Now that TOR is installed, we have to modify its system configuration file - /etc/tor/torrc - and add the following to the bottom:
# Tor address for FreeNode mapaddress 10.40.40.40 p4fsi4ockecnea7l.onion
Now let’s enable TOR to start on system start up, and start it up (in case it’s not running already):
% sudo systemctl enable tor.service && sudo systemctl restart tor.service
At this point you should have TOR running in the background on port 9050 ready to take local connections. We can verify this with nmap (% sudo yum install nmap):
% sudo nmap -sV localhost … 9050/tcp open tor-socks Tor SOCKS Proxy …
Seeing the above 9050 port listed out of the nmap command dump is a good sign (an alternative to nmap is:
netstat -an | grep -i 9050).
Now we can move to the XChat setup. We’ll first have to go here and download the ‘cap_sasl_xchat.pl‘ file. This is a XChat plugin which will provide the SASL authentication module which we will need to connect over TOR to FreeNode.

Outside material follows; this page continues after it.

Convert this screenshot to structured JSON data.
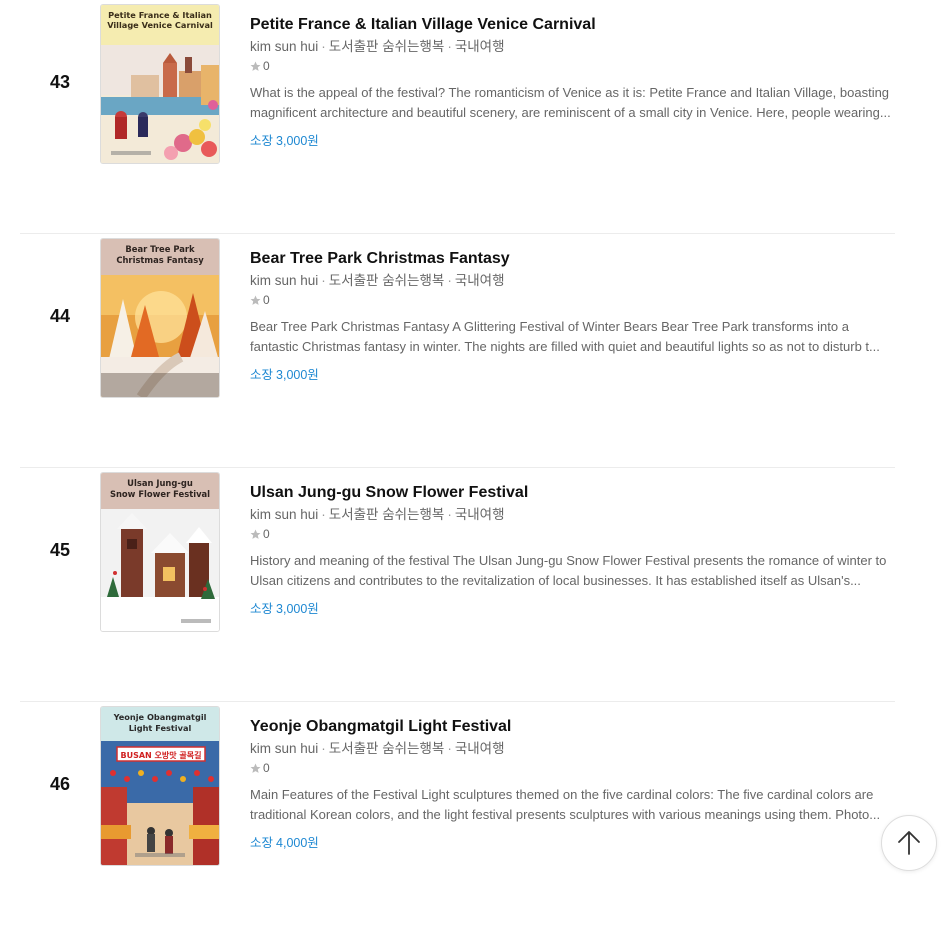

I would simply open up a terminal and run the following as my local user:
% cd ~/.xchat2 && wget http://freenode.net/sasl/cap_sasl_xchat.pl
(NOTE: I modified the ‘AUTHENTICATION_TIMEOUT’ value from 5 to 25 in this script – the choice is yours)
Once this script is installed – we can fire up XChat. Run XChat and open the ‘Window->Plugins and Scripts…‘ dialog box. Verify that the ‘CAP SASL‘ plugin is listed. Additionally, run the following command in XChat and ensure you have SASL functionality:
You should see the SASL help output.
Now, before we do anything more w/ SASL, let’s open up the ‘Network List‘ in XChat and create a new network connection. We will call it ‘FreeNodeTor‘. Edit this new network and add the following server entry ‘10.40.40.40/6667‘. Save all this info and close the ‘Network List‘ dialog box.
Open XChat’s ‘Preferences‘ and navigate to the ‘Network Setup‘ section. Under ‘Proxy Server‘ we need to enter the following information:
Hostname: localhost Port: 9050 Type: Socks5 Use proxy for: All Connections
Save all this info and close the ‘Preferences‘ dialog box.
Run the following inside XChat, substituting for username and password.
/sasl set freenodetor <username> <password> PLAIN /sasl save
NOTE: Make sure the username and password used is your main FreeNode registered user account and not a username that was group’ed into your main account. I couldn’t get TOR-SASL to work unless I did this. If you don’t have an already registered FreeNode user account – login to FreeNode separately and first register with NickServ. The main username you use here for SASL doesn’t have to be the username you use on any FreeNode channel later on.
Once you run the ‘/sasl save‘ command, a ‘sasl.auth‘ file will be created under ~/.xchat2. Additionally, as long as this file exists, it will be loaded up automatically next time you run XChat – you will see something like ‘SASL: auth loaded from /home/username/.xchat2/sasl.auth‘ next time. Currently, only the PLAIN password mechanism is implemented for this XChat SASL plugin – which kinda sucks
You can now finally attempt to connect to FreeNode via the ‘FreeNodeTor‘ network we setup earlier. You don’t need to enter any NickServ password after setting up the SASL authentication above. I personally use another username which is associated with my master FreeNode username when hanging out on FreeNode channels.
Once you get all this working your /whois info will show something similar on the connection lines and no one will see your actual hostname/IP address:
End of /MOTD command. user1 sets mode +i user1 [user1] ([email protected]/tor-sasl/usermain): user1 [user1] asimov.freenode.net :TX, USA [user1] is connecting from *@gateway/tor-sasl/usermain 255.255.255.255 [user1] idle 00:00:10, signon: Sun Jun 10 20:14:56 [user1] is logged in as usermain [user1] End of WHOIS list.
You should now (FINALLY) be connected to FreeNode behind a TOR proxy using SASL authentication successfully. It took me a bit of time to get this working myself since the FreeNode documentation was a bit confusing and even more time writing this up – but hopefully it helps someone out. Let me know if I left anything out.